TheMarker learned yesterday that the company's management has decided to let working mothers leave home at 1:00 P.M. during the summer subject to receiving their superiors' approval.

However, the time will be counted as vacation. In addition, all workers will be forced to take vacation from August 20 to 31.

Another planned cutback is the cutting of unprofitable routes.

According to a plan being formulated by CEO Haim Romano, expenses will be cut nearly across the board, including fees paid for airplane transit and various rental fees.

Managers have been asked to examine every expense item for possible cuts.

"As part of the steps taken to improve results, El Al has approved the request of working mothers, and decided to allow those who wish to leave early during the summer vacation to do so," the company said. "This is a completely voluntary move that does not include any worker who does not want to."

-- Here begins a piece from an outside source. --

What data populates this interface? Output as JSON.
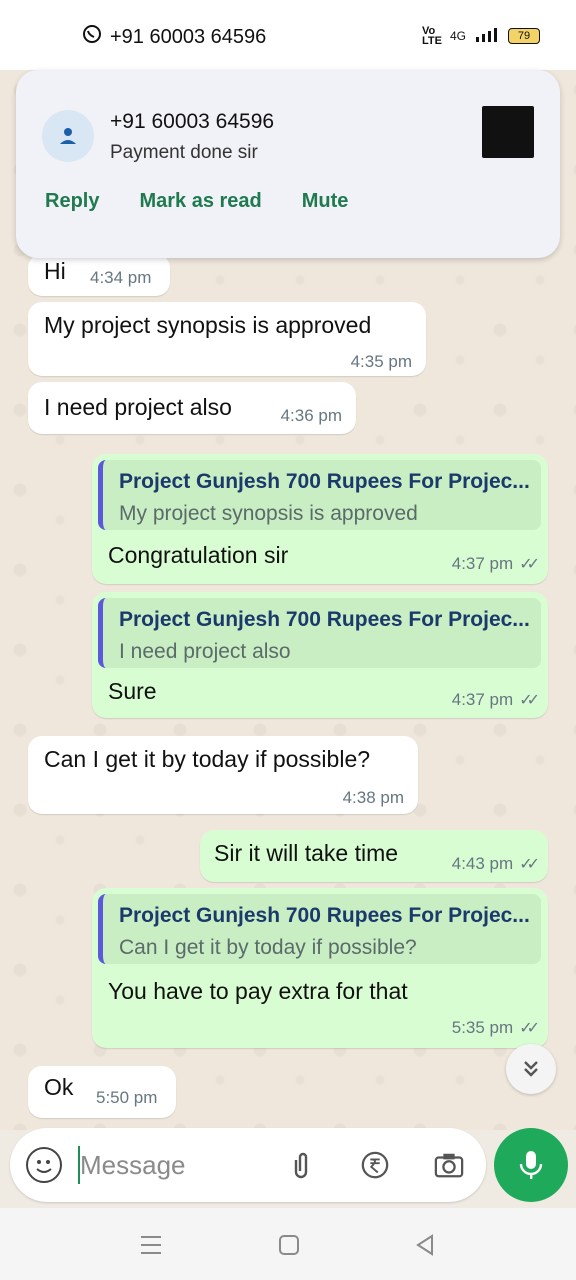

El Al also said that they view the mutual decision as a healthy and normal part of relations between workers and management.

Pilots, stewards to get more for long haul

Despite the cutbacks, pilots and stewards on long-haul flights to the United States will receive a special pay increase to compensate them for shorter stays at their destinations, TheMarker has learned.

The additional payments were agreed upon as part of two new wage pacts signed last week between the pilots, stewards, management and the Histadrut Labor Federation.

The agreements will take effect retroactively from the beginning of July, and will become part of new collective wage agreements expected to be signed later this week between El Al and the Histadrut.

As part of the accords, employees will give up any new wage increase demands until the end of 2007.